## WHAT IS EXPECTED
Every record below is to be restated verbatim, though its images are not.

(Dataset entries)
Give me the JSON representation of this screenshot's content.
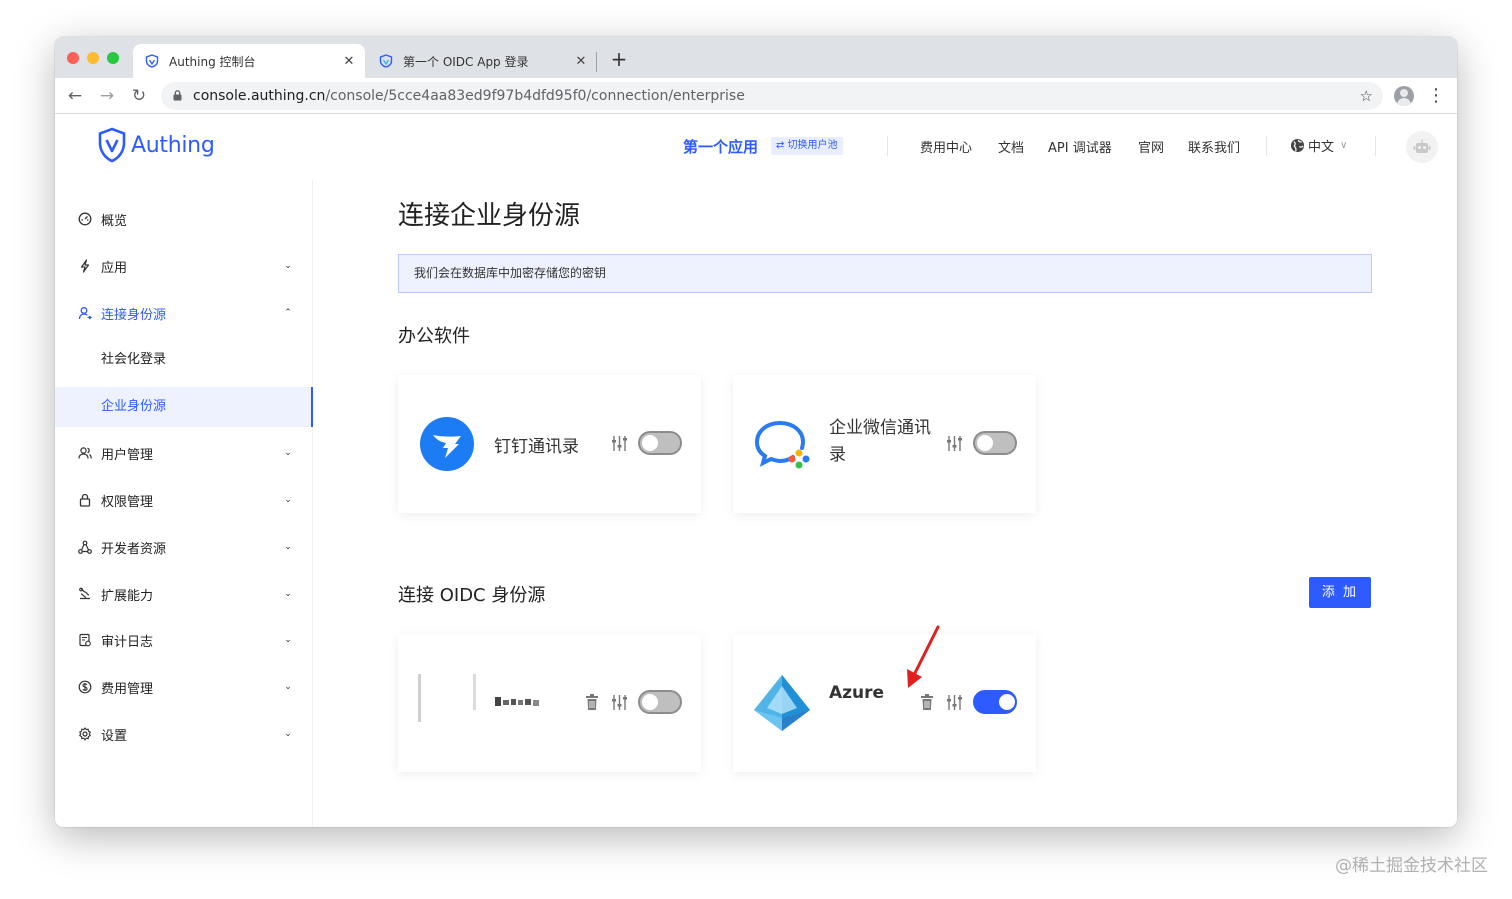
{
  "browser": {
    "tabs": [
      {
        "title": "Authing 控制台",
        "close": "✕"
      },
      {
        "title": "第一个 OIDC App 登录",
        "close": "✕"
      }
    ],
    "new_tab": "+",
    "back": "←",
    "forward": "→",
    "reload": "↻",
    "address": {
      "host": "console.authing.cn",
      "path": "/console/5cce4aa83ed9f97b4dfd95f0/connection/enterprise"
    },
    "star": "☆",
    "menu": "⋮"
  },
  "header": {
    "logo_text": "Authing",
    "current_app": "第一个应用",
    "switch_pool": "⇄ 切换用户池",
    "nav": [
      "费用中心",
      "文档",
      "API 调试器",
      "官网",
      "联系我们"
    ],
    "language": "中文",
    "language_chevron": "∨"
  },
  "sidebar": {
    "caret_down": "⌄",
    "caret_up": "⌃",
    "items": [
      {
        "label": "概览",
        "icon": "dashboard-icon"
      },
      {
        "label": "应用",
        "icon": "lightning-icon"
      },
      {
        "label": "连接身份源",
        "icon": "user-link-icon"
      },
      {
        "label": "用户管理",
        "icon": "users-icon"
      },
      {
        "label": "权限管理",
        "icon": "lock-icon"
      },
      {
        "label": "开发者资源",
        "icon": "nodes-icon"
      },
      {
        "label": "扩展能力",
        "icon": "extension-icon"
      },
      {
        "label": "审计日志",
        "icon": "log-icon"
      },
      {
        "label": "费用管理",
        "icon": "dollar-icon"
      },
      {
        "label": "设置",
        "icon": "gear-icon"
      }
    ],
    "sub_items": [
      "社会化登录",
      "企业身份源"
    ]
  },
  "main": {
    "title": "连接企业身份源",
    "notice": "我们会在数据库中加密存储您的密钥",
    "office_section": "办公软件",
    "oidc_section": "连接 OIDC 身份源",
    "add_button": "添 加",
    "office_cards": [
      {
        "name": "钉钉通讯录",
        "enabled": false
      },
      {
        "name": "企业微信通讯录",
        "enabled": false
      }
    ],
    "oidc_cards": [
      {
        "name": "",
        "enabled": false
      },
      {
        "name": "Azure",
        "enabled": true
      }
    ]
  },
  "colors": {
    "accent": "#2e5bff",
    "dingtalk": "#1b7cf4"
  },
  "watermark": "@稀土掘金技术社区"
}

## RESPONSE TO THE TASK
Give me the JSON representation of this screenshot's content.
{
  "browser": {
    "tabs": [
      {
        "title": "Authing 控制台",
        "close": "✕"
      },
      {
        "title": "第一个 OIDC App 登录",
        "close": "✕"
      }
    ],
    "new_tab": "+",
    "back": "←",
    "forward": "→",
    "reload": "↻",
    "address": {
      "host": "console.authing.cn",
      "path": "/console/5cce4aa83ed9f97b4dfd95f0/connection/enterprise"
    },
    "star": "☆",
    "menu": "⋮"
  },
  "header": {
    "logo_text": "Authing",
    "current_app": "第一个应用",
    "switch_pool": "⇄ 切换用户池",
    "nav": [
      "费用中心",
      "文档",
      "API 调试器",
      "官网",
      "联系我们"
    ],
    "language": "中文",
    "language_chevron": "∨"
  },
  "sidebar": {
    "caret_down": "⌄",
    "caret_up": "⌃",
    "items": [
      {
        "label": "概览",
        "icon": "dashboard-icon"
      },
      {
        "label": "应用",
        "icon": "lightning-icon"
      },
      {
        "label": "连接身份源",
        "icon": "user-link-icon"
      },
      {
        "label": "用户管理",
        "icon": "users-icon"
      },
      {
        "label": "权限管理",
        "icon": "lock-icon"
      },
      {
        "label": "开发者资源",
        "icon": "nodes-icon"
      },
      {
        "label": "扩展能力",
        "icon": "extension-icon"
      },
      {
        "label": "审计日志",
        "icon": "log-icon"
      },
      {
        "label": "费用管理",
        "icon": "dollar-icon"
      },
      {
        "label": "设置",
        "icon": "gear-icon"
      }
    ],
    "sub_items": [
      "社会化登录",
      "企业身份源"
    ]
  },
  "main": {
    "title": "连接企业身份源",
    "notice": "我们会在数据库中加密存储您的密钥",
    "office_section": "办公软件",
    "oidc_section": "连接 OIDC 身份源",
    "add_button": "添 加",
    "office_cards": [
      {
        "name": "钉钉通讯录",
        "enabled": false
      },
      {
        "name": "企业微信通讯录",
        "enabled": false
      }
    ],
    "oidc_cards": [
      {
        "name": "",
        "enabled": false
      },
      {
        "name": "Azure",
        "enabled": true
      }
    ]
  },
  "colors": {
    "accent": "#2e5bff",
    "dingtalk": "#1b7cf4"
  },
  "watermark": "@稀土掘金技术社区"
}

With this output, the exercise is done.